How did your journey to the United States shape who you are today?
It was my dream to attend a boarding school and to come to the United States. Unlike my brothers who went to Germany, the U.S. attracted me with its unique image in the world and openness to people who come from various backgrounds. Unlike any other place in the world, I knew that in America, I could inspire and be inspired. When I came in 2006, I did not expect to spend nine years without ever going home. I believed that the conflict would at least be temporarily resolved and I would be able to go back and forth, but that never happened. This became my new home ever since. America taught me that my message of peace is not only relevant to Israelis and Palestinians, but can and should be for all people who suffer from distrust and cynicism due to conflict.
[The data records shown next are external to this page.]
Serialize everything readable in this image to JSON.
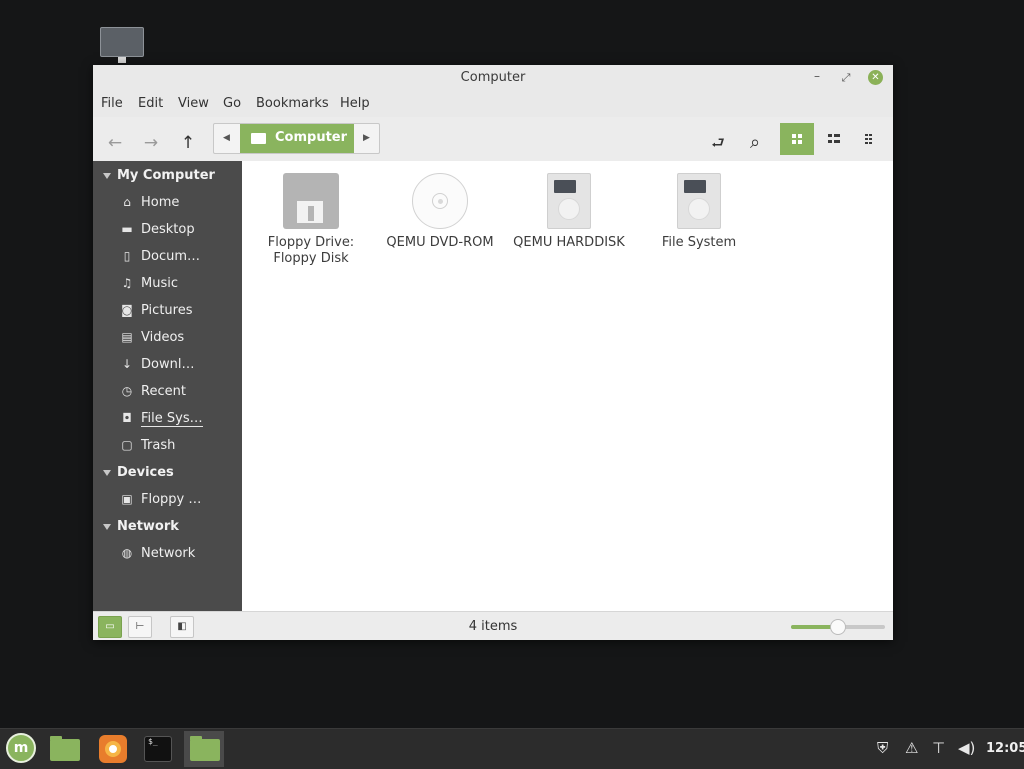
{
  "window": {
    "title": "Computer",
    "minimize": "–",
    "maximize": "⤢",
    "close": "✕"
  },
  "menubar": [
    "File",
    "Edit",
    "View",
    "Go",
    "Bookmarks",
    "Help"
  ],
  "toolbar": {
    "back": "←",
    "forward": "→",
    "up": "↑",
    "location": "Computer",
    "toggle_location": "⮐",
    "search": "⌕"
  },
  "sidebar": {
    "sections": [
      {
        "title": "My Computer",
        "items": [
          {
            "label": "Home",
            "icon": "home-icon",
            "glyph": "⌂"
          },
          {
            "label": "Desktop",
            "icon": "desktop-icon",
            "glyph": "▬"
          },
          {
            "label": "Docum…",
            "icon": "document-icon",
            "glyph": "▯"
          },
          {
            "label": "Music",
            "icon": "music-icon",
            "glyph": "♫"
          },
          {
            "label": "Pictures",
            "icon": "camera-icon",
            "glyph": "◙"
          },
          {
            "label": "Videos",
            "icon": "film-icon",
            "glyph": "▤"
          },
          {
            "label": "Downl…",
            "icon": "download-icon",
            "glyph": "↓"
          },
          {
            "label": "Recent",
            "icon": "clock-icon",
            "glyph": "◷"
          },
          {
            "label": "File Sys…",
            "icon": "drive-icon",
            "glyph": "◘"
          },
          {
            "label": "Trash",
            "icon": "trash-icon",
            "glyph": "▢"
          }
        ]
      },
      {
        "title": "Devices",
        "items": [
          {
            "label": "Floppy …",
            "icon": "floppy-icon",
            "glyph": "▣"
          }
        ]
      },
      {
        "title": "Network",
        "items": [
          {
            "label": "Network",
            "icon": "globe-icon",
            "glyph": "◍"
          }
        ]
      }
    ]
  },
  "files": [
    {
      "name": "Floppy Drive:",
      "name2": "Floppy Disk",
      "type": "floppy"
    },
    {
      "name": "QEMU DVD-ROM",
      "name2": "",
      "type": "dvd"
    },
    {
      "name": "QEMU HARDDISK",
      "name2": "",
      "type": "hdd"
    },
    {
      "name": "File System",
      "name2": "",
      "type": "hdd"
    }
  ],
  "statusbar": {
    "item_count": "4 items",
    "zoom_level": 0.5
  },
  "taskbar": {
    "menu_label": "m",
    "terminal_prompt": "$_",
    "clock": "12:05"
  },
  "colors": {
    "accent": "#8ab45e",
    "sidebar_bg": "#4b4b4b",
    "taskbar_bg": "#2c2c2c"
  }
}
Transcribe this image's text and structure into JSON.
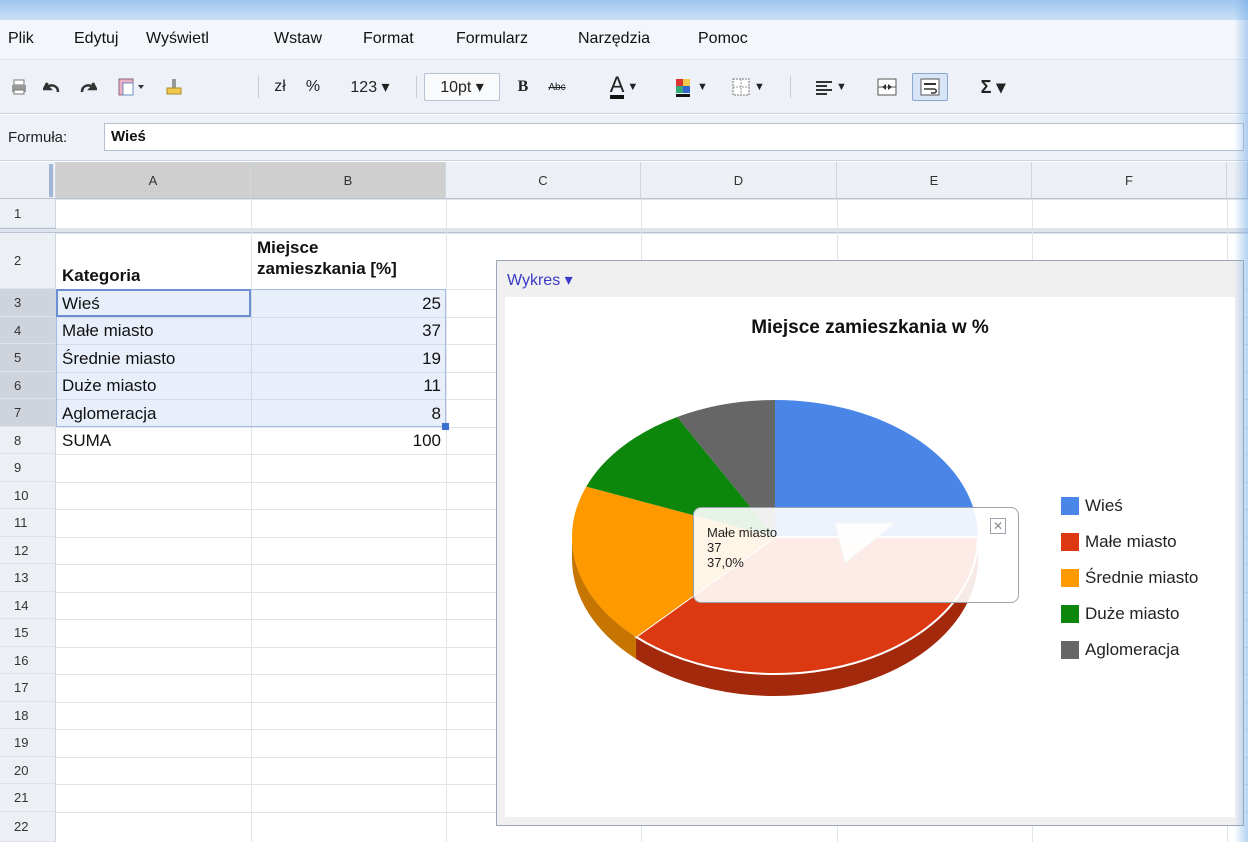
{
  "menu": [
    "Plik",
    "Edytuj",
    "Wyświetl",
    "Wstaw",
    "Format",
    "Formularz",
    "Narzędzia",
    "Pomoc"
  ],
  "toolbar": {
    "currency": "zł",
    "percent": "%",
    "number_format": "123 ▾",
    "font_size": "10pt ▾",
    "bold": "B",
    "strike": "Abc",
    "text_color": "A",
    "sum": "Σ ▾"
  },
  "formula": {
    "label": "Formuła:",
    "value": "Wieś"
  },
  "columns": [
    "A",
    "B",
    "C",
    "D",
    "E",
    "F"
  ],
  "rows": [
    "1",
    "2",
    "3",
    "4",
    "5",
    "6",
    "7",
    "8",
    "9",
    "10",
    "11",
    "12",
    "13",
    "14",
    "15",
    "16",
    "17",
    "18",
    "19",
    "20",
    "21",
    "22"
  ],
  "sheet": {
    "header_a": "Kategoria",
    "header_b_line1": "Miejsce",
    "header_b_line2": "zamieszkania [%]",
    "data": [
      {
        "label": "Wieś",
        "value": "25"
      },
      {
        "label": "Małe miasto",
        "value": "37"
      },
      {
        "label": "Średnie miasto",
        "value": "19"
      },
      {
        "label": "Duże miasto",
        "value": "11"
      },
      {
        "label": "Aglomeracja",
        "value": "8"
      },
      {
        "label": "SUMA",
        "value": "100"
      }
    ]
  },
  "chart_menu": "Wykres ▾",
  "tooltip": {
    "line1": "Małe miasto",
    "line2": "37",
    "line3": "37,0%"
  },
  "chart_data": {
    "type": "pie",
    "title": "Miejsce zamieszkania w %",
    "categories": [
      "Wieś",
      "Małe miasto",
      "Średnie miasto",
      "Duże miasto",
      "Aglomeracja"
    ],
    "values": [
      25,
      37,
      19,
      11,
      8
    ],
    "colors": [
      "#4a86e8",
      "#dc3912",
      "#ff9900",
      "#0c870c",
      "#666666"
    ],
    "dark_colors": [
      "#2f62b3",
      "#a3290c",
      "#c57500",
      "#075f07",
      "#444444"
    ],
    "three_d": true,
    "legend_position": "right",
    "highlighted": "Małe miasto"
  }
}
Are you still convinced that Palestinians and Israelis can coexist?
Despite the terrible conditions that my family and I experienced, I grew up knowing that the Jews and the Christians are to be treated like brothers. Like brothers and sisters, we must go back to the foundation of our relationship for it provides a rich source of harmony and understanding. We must remind ourselves that there will be no winner in a conflict which can only be addressed through a peaceful and just resolution. I do believe that the Palestinians and the Israelis can live peacefully side by side, for each has uniquely rich values that are relevant to the other.
It has been inspiring to learn more about Yousef’s journey and his outlook on life. Not least because I see many parallels with my own journey out of Gaza and to the United States, but also because it confirms something that I have strongly believed in: the value of open travel in encouraging and strengthening tolerance, peace, respect and understanding of the “other”, and ultimately, de-radicalization. Like Yousef, I knew that things are not black and white when it comes to Jews, Israelis and the conflict. I knew that I didn’t have the full picture.
The environment in Gaza, deeply limited by isolation, violence, poverty and strife, is not conducive to alternative narratives and a different vision on what the relationship could be with our Jewish neighbors. This is why I am strongly committed to the goal of establishing a humanitarian airport in the Gaza Strip to facilitate the movement of people, including young travelers such as students and entrepreneurs, who would have more opportunities to see the world and meet people from wide ranging backgrounds. This would be the most strategic investment that could be made into future Palestinian generations and could plant precious seeds for the necessary process of de-radicalization and ultimately, peacemaking. Imagine how different Gaza will be when we nurture and empower more young people like Yousef.